Indian spin legend Erapalli Prasanna says Muralitharan was constantly “improving and improvising”. “Quite late in his career, he started bowling to right-handed batsmen from around the wicket,” says Prasanna, “that is something most batsmen were not comfortable with. Also, not every spinner can consistently bowl from that angle and get wickets. You would need to turn the ball viciously and only someone like Murali could do that.”
The vicious turn, the “Doosra”—a disguised ball that turned away from the right-handed batsman instead of coming in—and that shy, gentle smile after picking up a wicket will be Muralitharan’s lasting legacy. But his former mentor and captain Ranatunga feels he could have gone one extra mile.
“He could have easily got a 1,000 Test wickets,” says Ranatunga, “if he had concentrated a bit more on Tests instead of playing county and T20. The rate at which he takes wickets would have ensured that.”
For Sri Lankans, Muralitharan’s legacy is not just his bowling but also him as a person.
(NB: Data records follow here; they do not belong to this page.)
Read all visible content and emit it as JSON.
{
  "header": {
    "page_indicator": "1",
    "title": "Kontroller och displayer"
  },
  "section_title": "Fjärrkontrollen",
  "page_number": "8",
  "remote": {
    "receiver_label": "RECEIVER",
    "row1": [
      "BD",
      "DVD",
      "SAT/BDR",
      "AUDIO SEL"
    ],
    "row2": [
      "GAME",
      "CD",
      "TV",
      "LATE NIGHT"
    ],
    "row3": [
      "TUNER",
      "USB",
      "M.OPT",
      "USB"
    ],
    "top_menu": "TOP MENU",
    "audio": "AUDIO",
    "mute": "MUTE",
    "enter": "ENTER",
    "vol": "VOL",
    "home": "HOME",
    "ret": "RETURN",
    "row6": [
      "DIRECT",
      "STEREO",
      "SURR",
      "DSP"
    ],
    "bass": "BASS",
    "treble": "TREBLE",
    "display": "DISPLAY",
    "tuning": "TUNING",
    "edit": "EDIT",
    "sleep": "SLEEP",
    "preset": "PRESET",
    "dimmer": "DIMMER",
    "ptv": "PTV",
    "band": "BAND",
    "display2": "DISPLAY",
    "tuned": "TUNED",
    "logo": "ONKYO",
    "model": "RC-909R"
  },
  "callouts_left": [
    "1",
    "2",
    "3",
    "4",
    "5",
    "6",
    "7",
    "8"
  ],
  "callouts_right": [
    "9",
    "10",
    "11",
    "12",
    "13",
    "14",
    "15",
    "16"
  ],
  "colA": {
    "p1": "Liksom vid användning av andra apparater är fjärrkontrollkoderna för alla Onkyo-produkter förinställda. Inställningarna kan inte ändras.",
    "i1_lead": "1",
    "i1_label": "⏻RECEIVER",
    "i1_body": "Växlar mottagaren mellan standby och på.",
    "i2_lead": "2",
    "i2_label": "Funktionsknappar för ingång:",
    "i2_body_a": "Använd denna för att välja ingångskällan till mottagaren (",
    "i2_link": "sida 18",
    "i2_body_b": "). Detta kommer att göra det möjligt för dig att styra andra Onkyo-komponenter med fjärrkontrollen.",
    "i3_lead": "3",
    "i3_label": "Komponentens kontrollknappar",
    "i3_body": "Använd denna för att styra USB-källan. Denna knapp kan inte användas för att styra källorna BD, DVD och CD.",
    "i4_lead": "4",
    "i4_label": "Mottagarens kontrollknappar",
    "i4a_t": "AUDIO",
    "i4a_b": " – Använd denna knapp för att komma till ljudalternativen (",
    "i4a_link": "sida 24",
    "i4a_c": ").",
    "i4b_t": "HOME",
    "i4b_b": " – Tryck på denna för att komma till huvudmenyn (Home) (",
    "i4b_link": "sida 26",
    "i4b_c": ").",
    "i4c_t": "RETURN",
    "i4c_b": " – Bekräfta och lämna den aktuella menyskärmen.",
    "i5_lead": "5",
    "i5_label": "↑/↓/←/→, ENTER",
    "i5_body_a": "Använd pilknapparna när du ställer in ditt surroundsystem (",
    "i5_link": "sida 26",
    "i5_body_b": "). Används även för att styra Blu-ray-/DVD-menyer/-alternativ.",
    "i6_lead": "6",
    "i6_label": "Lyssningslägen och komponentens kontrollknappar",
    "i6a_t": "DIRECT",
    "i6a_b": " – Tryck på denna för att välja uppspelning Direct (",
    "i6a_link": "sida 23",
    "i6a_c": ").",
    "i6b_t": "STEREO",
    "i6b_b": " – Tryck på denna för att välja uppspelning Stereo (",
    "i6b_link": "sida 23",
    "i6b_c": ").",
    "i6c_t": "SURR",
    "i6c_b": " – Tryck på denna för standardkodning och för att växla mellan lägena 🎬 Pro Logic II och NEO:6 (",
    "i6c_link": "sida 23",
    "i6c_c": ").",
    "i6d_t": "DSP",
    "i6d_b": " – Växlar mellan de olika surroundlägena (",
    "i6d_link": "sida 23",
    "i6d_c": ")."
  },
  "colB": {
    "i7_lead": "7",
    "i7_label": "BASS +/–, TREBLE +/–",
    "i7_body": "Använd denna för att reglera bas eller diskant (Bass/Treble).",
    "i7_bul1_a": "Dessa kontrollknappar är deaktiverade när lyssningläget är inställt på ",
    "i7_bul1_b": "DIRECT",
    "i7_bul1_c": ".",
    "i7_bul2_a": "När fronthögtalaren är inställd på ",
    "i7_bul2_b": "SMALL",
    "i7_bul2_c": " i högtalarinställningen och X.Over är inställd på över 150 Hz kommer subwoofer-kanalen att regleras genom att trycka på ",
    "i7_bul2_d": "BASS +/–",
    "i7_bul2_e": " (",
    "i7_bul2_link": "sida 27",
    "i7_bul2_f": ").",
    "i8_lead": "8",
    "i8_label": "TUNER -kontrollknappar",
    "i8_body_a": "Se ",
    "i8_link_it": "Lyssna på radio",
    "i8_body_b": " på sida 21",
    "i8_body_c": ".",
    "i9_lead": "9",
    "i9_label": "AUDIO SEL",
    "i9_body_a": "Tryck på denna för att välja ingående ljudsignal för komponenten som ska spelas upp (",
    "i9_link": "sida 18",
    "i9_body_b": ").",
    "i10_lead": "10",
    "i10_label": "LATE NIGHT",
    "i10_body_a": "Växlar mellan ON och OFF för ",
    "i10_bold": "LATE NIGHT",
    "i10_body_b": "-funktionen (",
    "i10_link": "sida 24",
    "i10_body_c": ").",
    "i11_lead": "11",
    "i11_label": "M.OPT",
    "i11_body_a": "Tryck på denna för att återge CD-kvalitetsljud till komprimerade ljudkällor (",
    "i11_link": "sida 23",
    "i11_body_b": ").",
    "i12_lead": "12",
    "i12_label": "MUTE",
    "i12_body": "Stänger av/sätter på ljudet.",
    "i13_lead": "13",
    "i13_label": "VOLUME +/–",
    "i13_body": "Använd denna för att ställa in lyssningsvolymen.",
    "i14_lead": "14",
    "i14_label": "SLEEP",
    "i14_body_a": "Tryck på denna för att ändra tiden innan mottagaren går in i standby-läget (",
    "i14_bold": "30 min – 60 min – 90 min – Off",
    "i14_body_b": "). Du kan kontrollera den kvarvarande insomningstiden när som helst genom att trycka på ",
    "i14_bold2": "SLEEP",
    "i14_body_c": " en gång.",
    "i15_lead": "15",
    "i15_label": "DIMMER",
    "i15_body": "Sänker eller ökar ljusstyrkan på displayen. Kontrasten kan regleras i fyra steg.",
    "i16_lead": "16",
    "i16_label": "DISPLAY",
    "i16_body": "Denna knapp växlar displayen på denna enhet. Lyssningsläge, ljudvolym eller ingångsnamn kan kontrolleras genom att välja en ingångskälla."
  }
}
Former captain and Sri Lanka Cricket CEO Duleep Mendis adds over the phone from Colombo: “More than anything, Murali is a super human being: He is the greatest in the history of cricket, fought continuously with his critics and has done a wonderful job for Sri Lanka and its cricket.”
Rahul Jayaram and Arun Janardhan contributed to this story.